The skin is commonly affected in people with HIV infection. The conditions affecting the skin include a diverse array of infections and an unusual tumor called Kaposi’s sarcoma. Other skin conditions—psoriasis, seborrhea, molluscum, fungal infections, and allergic rashes—are also common in people without HIV infection, but are more common and more severe in people with HIV infection. Since most of these conditions are treatable, people should see their physicians, especially if the skin problem is painful, disfiguring, or accompanied by a fever.
As expected, the diagnosis of a skin condition is largely dictated by its appearance. In many cases, a diagnosis can be established simply by observation, but occasionally diagnosis will require a biopsy.
Purple or Black Spots-Purple or black spots on the skin are characteristic of Kaposi’s sarcoma (KS), a tumor of the cells of the blood vessels. In most cases, there are several tumors, each approximately a quarter of an inch to an inch in diameter. They can usually be felt as a nodule or a fleshy collection of tissue. They can—but do not usually—cause pain. In light-skinned people, the tumors are usually red-purple or purple; and in dark-skinned people, they are very dark brown or black. The tumors are not like freckles, either in color or to the touch.
KS tumors can appear any place on the skin, including the face, scalp, back, chest, abdomen, arms, legs, or inside the mouth. They appear most commonly on the tip of the nose, around the eyes, on the ears, behind the ears, and on the arms, the legs, the chest, and the genitals. Usually there are several tumors in different places. At times the tumors occur symmetrically, appearing in almost identical places on both arms, on both sides of the face, or on both feet.
Kaposi’s sarcoma is second only to Pneumocystis pneumonia as the initial AIDS-defining diagnosis in people with HIV infection. KS can occur when the CD4 cell count is relatively high, though sometimes KS does not occur until late in the infection, after PCP or another

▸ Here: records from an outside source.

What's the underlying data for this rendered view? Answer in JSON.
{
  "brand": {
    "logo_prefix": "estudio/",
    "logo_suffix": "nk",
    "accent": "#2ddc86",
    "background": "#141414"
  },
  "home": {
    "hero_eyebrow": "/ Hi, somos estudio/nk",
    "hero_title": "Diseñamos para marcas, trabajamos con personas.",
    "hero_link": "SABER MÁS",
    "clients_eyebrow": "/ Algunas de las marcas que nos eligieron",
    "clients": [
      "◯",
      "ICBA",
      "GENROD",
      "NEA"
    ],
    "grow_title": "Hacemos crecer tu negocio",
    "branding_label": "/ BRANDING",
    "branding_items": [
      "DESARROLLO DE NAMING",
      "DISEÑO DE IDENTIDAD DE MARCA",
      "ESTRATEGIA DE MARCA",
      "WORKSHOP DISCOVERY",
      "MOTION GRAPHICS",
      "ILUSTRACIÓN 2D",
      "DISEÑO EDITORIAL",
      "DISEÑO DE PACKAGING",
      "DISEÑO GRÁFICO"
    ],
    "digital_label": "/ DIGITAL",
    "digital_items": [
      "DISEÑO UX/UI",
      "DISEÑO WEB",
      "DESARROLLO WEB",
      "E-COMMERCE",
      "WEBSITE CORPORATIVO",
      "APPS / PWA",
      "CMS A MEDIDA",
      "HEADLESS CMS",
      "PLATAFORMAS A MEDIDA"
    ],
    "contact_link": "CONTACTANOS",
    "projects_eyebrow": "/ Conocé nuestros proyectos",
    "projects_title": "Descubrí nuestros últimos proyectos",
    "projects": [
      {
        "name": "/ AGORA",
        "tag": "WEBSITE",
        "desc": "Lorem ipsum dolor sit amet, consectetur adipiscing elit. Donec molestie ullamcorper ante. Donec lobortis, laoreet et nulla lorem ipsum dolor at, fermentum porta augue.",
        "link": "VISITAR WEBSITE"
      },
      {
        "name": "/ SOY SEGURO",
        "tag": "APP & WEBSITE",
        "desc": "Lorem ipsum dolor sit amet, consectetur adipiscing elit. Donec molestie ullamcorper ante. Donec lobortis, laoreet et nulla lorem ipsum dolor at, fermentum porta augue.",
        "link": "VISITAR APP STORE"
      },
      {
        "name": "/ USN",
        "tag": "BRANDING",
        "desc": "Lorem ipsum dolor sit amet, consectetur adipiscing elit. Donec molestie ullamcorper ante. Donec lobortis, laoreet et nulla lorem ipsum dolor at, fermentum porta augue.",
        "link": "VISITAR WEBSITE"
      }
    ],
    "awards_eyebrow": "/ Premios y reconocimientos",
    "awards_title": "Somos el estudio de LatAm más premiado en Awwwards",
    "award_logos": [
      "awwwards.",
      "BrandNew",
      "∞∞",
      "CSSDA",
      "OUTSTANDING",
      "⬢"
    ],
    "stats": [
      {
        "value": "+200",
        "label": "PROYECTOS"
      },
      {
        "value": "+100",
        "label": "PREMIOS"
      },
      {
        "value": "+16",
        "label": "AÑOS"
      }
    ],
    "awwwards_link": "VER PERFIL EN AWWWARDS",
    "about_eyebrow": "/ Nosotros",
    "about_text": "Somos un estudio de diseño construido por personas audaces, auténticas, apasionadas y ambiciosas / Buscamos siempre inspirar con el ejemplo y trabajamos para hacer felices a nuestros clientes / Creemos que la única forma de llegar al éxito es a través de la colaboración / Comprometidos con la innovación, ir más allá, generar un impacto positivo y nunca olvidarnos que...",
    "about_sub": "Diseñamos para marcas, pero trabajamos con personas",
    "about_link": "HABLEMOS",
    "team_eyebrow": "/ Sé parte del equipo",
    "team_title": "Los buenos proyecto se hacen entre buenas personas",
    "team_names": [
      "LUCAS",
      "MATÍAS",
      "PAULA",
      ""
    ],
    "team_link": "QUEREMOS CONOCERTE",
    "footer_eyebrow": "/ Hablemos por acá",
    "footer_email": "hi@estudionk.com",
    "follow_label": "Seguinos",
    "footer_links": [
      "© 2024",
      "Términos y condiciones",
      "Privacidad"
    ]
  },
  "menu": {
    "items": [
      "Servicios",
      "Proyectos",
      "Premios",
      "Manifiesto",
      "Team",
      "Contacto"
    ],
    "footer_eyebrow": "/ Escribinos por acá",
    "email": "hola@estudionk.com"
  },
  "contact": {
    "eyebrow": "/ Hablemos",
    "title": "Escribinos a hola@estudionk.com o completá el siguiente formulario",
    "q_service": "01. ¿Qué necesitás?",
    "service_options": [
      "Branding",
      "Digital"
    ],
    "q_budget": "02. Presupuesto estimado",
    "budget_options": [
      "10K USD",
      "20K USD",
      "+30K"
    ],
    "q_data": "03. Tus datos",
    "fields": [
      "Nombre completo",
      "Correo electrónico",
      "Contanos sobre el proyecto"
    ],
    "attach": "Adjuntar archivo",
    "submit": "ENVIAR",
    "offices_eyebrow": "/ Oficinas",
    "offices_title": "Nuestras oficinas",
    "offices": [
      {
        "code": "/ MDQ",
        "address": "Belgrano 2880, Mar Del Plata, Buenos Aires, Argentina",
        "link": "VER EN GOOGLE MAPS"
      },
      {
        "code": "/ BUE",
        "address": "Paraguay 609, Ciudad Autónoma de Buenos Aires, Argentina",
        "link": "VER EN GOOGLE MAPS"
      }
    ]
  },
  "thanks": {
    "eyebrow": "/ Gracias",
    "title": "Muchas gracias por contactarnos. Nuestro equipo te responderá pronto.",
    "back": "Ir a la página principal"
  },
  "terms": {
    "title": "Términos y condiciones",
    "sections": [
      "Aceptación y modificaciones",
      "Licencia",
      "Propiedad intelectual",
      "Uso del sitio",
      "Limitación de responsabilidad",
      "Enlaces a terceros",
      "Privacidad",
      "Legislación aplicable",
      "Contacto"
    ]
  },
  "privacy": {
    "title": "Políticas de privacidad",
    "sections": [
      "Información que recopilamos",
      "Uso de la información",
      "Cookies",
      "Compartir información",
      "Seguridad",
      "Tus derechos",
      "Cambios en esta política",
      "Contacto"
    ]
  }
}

Some have argued that KS is a sexually transmitted disease because it is extremely common in gay men with HIV infection and is quite unusual in hemophiliacs, children, or those who became infected through transfusions. If KS is sexually transmitted, the safer sex practices that prevent transmission of HIV also seem to prevent transmission of KS: among gay men with HIV infection, KS is disappearing.
KS on the skin is suspected based on its appearance and is diagnosed with a biopsy of the tumor. This is a simple outpatient procedure; Novocain is injected into the skin to make the procedure painless.
The treatment of KS is controversial. Many people do not have serious problems with the disease, and the overall prognosis is substantially better than when PCP is the original
AIDS-defining diagnosis. Most people simply have KS on the skin, and though they may also have KS on their internal organs, it usually causes no problems. Moreover, many of the treatments for KS are either ineffective or have serious side effects. Cosmetic problems can often simply be covered with opaque makeup. Treatment can be considered necessary under several circumstances: if people have KS tumors on the face or other exposed areas of the body that they feel are unsightly or carry the stigma of AIDS; if the tumors are obstructing lymph channels and causing swelling of the legs, abdomen, or face; if KS is causing pain, most commonly on the bottoms of the feet or roof of the mouth; if KS has spread to internal organs and is causing disabling or serious symptoms, like pneumonia or problems of the gastrointestinal tract; or if KS is causing fever, fatigue, weight loss, and similar symptoms.
The usual treatment of skin tumors is radiation, freezing, or drugs. If KS has spread to internal organs, the treatment consists of taking the same drugs used to treat other cancers. A drug called interferon, taken by injection, is effective in some cases, but generally works best early in the course of KS, when the CD4 count is above 400.
The best advice about treating Kaposi’s sarcoma will come from any physician with extensive experience in this area, particularly from an AIDS physician, from a dermatologist, or from a cancer specialist (an oncologist). Which physician does the treatment will depend on which therapy is used: radiation treatment will require referral to a radiation therapist, cancer chemotherapy will require referral to an oncologist, and interferon will require referral either to a dermatologist, an oncologist, or a specialist in AIDS or infectious diseases. The person contemplating interferon treatment for KS should be forewarned that interferon is the substance produced by the body during flu that causes the aches of influenza. The same achiness is a common side effect of interferon treatment.